* Your task: When the string "name" occurs in a line of the listing below, return that line.

* Records for the task:

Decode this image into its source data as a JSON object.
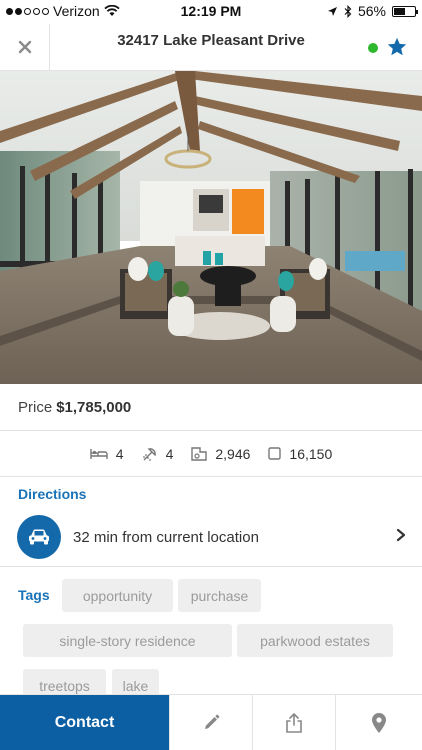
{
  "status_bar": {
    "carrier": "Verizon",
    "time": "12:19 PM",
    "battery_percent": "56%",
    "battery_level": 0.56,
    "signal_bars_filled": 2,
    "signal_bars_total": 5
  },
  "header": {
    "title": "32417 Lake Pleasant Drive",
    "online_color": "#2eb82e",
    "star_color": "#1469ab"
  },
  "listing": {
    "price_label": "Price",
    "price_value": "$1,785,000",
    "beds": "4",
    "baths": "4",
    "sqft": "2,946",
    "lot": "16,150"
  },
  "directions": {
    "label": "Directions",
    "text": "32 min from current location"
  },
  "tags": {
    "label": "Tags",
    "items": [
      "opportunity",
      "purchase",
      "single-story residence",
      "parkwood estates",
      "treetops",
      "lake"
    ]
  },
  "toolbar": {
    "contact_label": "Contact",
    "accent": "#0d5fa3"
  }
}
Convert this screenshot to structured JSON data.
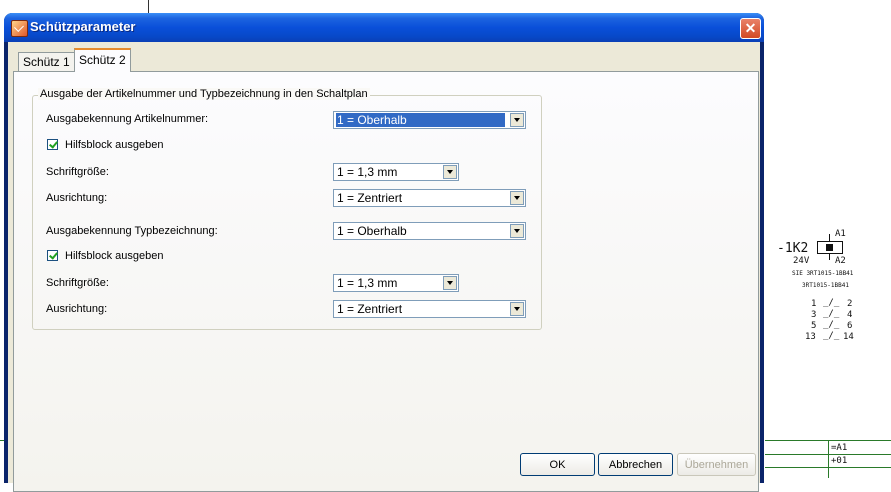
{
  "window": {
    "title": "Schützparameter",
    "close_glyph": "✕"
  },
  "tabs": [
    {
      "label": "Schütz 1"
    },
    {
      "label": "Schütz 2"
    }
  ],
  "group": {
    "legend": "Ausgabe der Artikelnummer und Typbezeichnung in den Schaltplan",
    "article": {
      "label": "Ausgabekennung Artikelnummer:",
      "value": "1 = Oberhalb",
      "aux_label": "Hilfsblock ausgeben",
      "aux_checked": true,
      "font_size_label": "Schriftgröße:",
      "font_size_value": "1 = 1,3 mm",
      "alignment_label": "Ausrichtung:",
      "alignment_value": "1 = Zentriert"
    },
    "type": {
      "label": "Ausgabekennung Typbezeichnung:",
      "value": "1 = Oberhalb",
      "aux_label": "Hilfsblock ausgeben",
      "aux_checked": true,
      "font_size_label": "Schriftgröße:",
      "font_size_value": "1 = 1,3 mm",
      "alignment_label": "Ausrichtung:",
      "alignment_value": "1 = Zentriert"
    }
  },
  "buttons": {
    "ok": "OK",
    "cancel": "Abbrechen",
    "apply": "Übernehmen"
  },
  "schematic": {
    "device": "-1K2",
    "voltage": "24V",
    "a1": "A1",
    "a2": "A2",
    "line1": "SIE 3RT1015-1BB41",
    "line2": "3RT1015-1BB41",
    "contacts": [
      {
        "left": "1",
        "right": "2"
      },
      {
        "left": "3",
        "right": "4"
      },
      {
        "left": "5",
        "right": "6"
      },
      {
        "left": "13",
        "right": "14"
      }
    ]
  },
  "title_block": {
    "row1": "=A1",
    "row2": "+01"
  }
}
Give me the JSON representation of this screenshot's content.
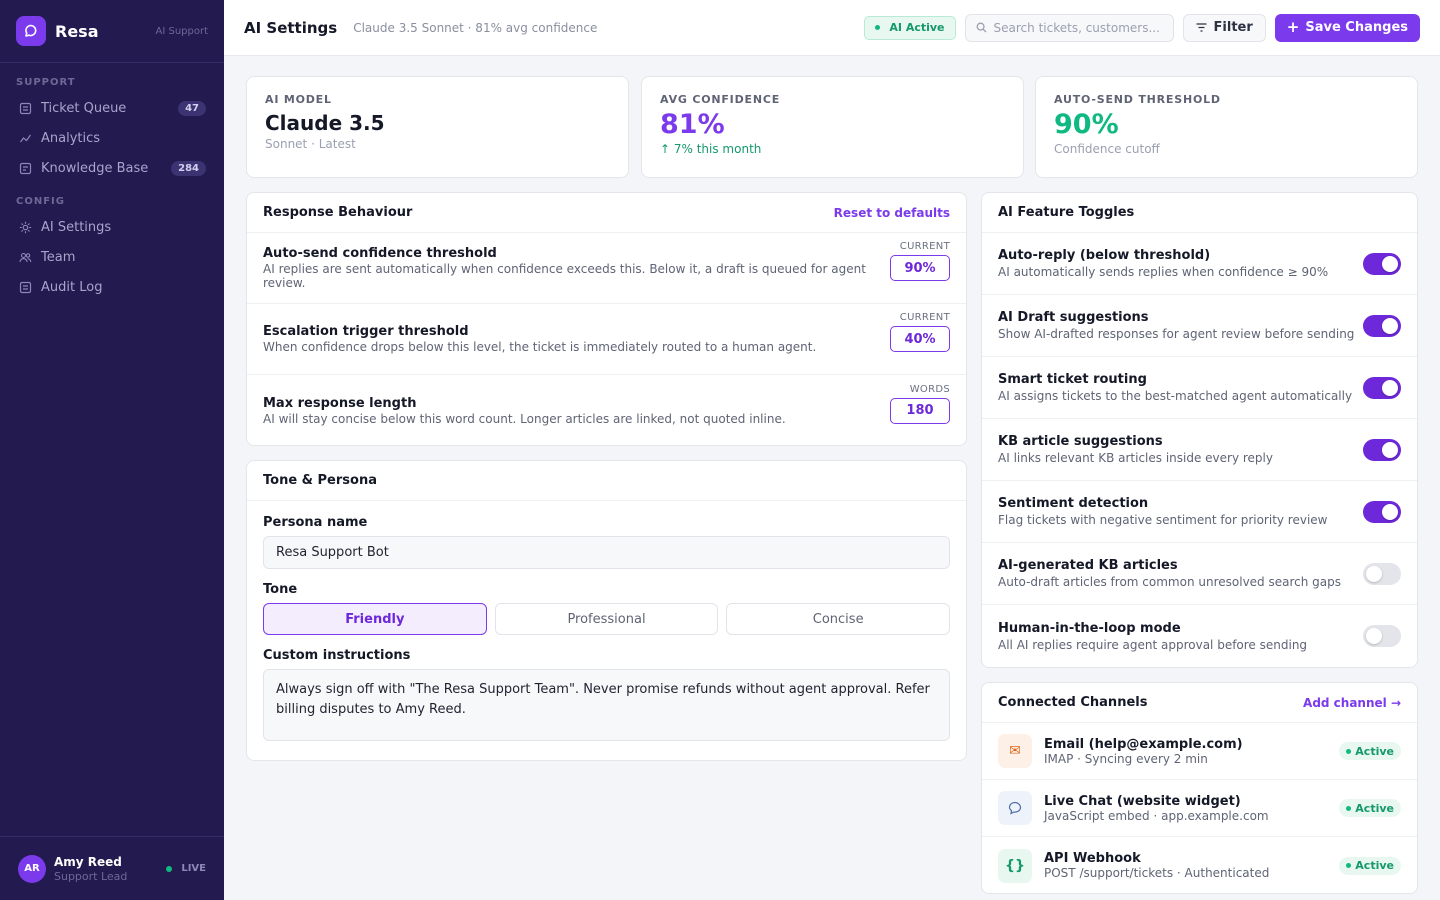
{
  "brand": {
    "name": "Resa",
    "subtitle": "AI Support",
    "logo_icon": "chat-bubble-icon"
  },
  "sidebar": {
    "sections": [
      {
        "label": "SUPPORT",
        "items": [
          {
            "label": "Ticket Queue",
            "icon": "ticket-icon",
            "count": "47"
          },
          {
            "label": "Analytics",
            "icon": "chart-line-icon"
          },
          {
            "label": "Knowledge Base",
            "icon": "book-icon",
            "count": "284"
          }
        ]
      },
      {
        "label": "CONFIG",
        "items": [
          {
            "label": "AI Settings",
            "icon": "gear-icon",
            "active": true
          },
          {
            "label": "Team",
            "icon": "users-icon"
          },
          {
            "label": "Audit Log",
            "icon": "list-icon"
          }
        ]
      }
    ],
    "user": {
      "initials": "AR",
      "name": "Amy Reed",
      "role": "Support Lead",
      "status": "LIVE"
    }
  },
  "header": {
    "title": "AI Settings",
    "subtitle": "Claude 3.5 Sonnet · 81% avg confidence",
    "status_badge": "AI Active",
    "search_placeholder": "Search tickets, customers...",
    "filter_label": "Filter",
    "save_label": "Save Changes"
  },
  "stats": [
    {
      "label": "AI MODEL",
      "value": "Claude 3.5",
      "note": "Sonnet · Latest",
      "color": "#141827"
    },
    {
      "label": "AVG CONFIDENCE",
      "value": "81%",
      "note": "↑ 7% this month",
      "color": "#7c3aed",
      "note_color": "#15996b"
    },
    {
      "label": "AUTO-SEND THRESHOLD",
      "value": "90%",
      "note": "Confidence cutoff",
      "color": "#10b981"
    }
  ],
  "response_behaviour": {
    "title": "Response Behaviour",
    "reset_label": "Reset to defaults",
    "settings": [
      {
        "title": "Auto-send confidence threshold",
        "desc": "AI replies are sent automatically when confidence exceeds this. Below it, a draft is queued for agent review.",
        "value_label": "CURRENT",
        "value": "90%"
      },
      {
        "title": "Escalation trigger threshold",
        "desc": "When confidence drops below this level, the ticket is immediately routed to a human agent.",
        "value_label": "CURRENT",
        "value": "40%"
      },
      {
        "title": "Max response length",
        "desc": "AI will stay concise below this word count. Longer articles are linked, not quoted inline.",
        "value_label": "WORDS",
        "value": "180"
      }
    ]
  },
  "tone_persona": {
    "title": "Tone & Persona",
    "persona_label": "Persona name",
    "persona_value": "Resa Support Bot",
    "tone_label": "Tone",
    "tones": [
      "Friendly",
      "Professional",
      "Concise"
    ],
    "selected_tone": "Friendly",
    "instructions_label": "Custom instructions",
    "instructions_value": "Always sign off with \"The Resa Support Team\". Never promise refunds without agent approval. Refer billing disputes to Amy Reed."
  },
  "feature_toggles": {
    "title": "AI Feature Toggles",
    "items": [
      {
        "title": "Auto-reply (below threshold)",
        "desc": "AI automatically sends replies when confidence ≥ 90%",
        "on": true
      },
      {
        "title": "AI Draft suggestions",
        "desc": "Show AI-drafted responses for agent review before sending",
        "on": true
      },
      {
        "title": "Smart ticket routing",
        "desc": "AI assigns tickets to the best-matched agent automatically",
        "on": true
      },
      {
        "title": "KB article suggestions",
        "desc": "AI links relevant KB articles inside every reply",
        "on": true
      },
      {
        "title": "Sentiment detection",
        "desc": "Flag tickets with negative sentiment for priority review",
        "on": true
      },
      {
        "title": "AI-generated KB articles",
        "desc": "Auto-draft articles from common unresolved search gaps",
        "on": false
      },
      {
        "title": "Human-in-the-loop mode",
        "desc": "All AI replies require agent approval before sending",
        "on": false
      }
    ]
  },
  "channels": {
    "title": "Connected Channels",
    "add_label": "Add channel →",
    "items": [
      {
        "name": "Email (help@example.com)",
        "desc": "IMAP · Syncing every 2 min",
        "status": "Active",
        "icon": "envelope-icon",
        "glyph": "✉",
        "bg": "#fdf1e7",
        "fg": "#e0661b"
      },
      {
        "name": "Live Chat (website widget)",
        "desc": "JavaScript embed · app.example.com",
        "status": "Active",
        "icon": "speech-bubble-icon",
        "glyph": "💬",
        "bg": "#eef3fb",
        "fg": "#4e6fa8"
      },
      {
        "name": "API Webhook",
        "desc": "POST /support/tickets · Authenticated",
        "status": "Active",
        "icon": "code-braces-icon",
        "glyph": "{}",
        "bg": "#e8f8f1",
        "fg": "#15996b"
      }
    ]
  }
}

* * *

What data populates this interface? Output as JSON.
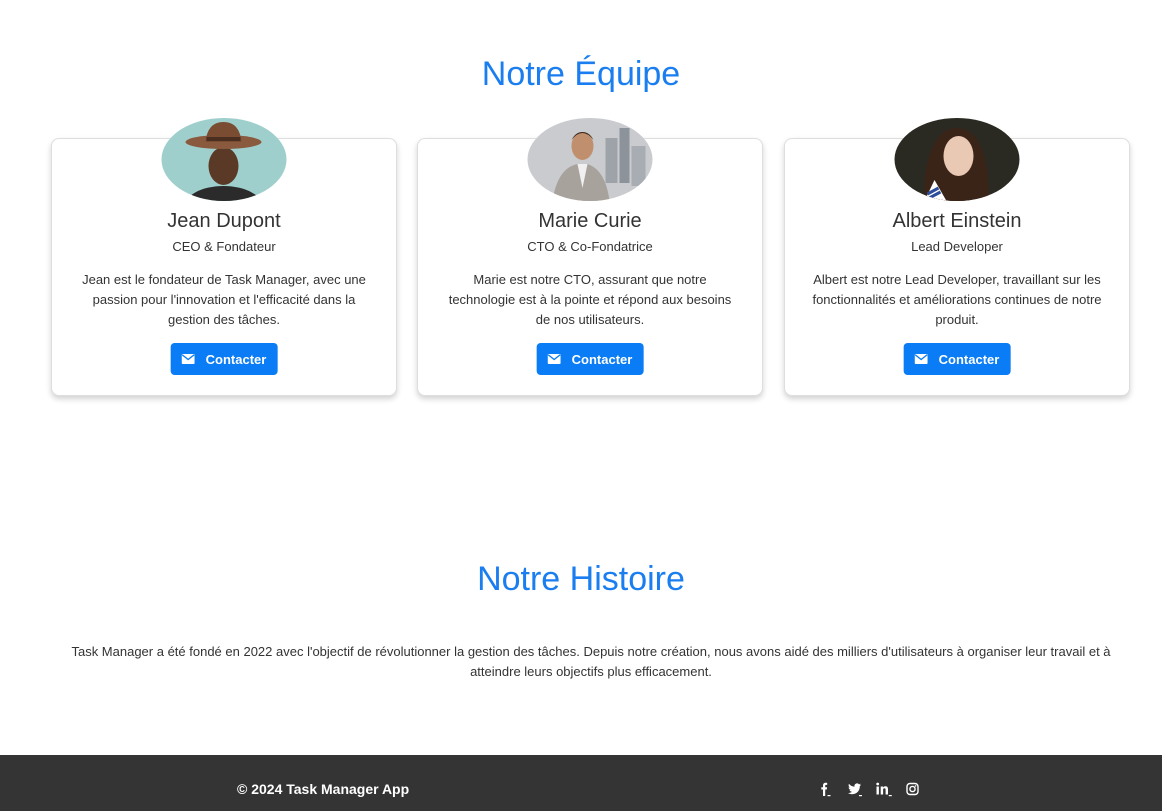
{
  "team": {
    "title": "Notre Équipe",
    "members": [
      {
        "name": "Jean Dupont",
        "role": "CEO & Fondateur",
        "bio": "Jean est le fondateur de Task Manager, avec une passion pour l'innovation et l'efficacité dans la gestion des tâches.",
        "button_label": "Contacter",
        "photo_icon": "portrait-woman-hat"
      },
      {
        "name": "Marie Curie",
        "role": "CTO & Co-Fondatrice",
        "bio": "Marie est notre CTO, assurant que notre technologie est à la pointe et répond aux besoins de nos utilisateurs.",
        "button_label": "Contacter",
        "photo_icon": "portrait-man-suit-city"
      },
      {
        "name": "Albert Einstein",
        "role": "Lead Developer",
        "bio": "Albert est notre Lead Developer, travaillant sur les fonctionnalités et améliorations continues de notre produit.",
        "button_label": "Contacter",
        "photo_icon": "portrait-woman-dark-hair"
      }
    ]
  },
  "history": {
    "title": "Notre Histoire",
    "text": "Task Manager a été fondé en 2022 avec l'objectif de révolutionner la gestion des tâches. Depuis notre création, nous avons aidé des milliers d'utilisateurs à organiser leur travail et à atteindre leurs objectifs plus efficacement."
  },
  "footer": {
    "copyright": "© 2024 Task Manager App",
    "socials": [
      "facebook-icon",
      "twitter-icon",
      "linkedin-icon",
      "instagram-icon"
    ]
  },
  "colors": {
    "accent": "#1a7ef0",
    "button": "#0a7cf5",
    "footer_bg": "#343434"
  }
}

* Solution to this problem:
    "name": "Resa",
      "name": "Amy Reed",
    "persona_label": "Persona name",
        "name": "Email (help@example.com)",
        "name": "Live Chat (website widget)",
        "name": "API Webhook",
        "name": "Jean Dupont",
        "name": "Marie Curie",
        "name": "Albert Einstein",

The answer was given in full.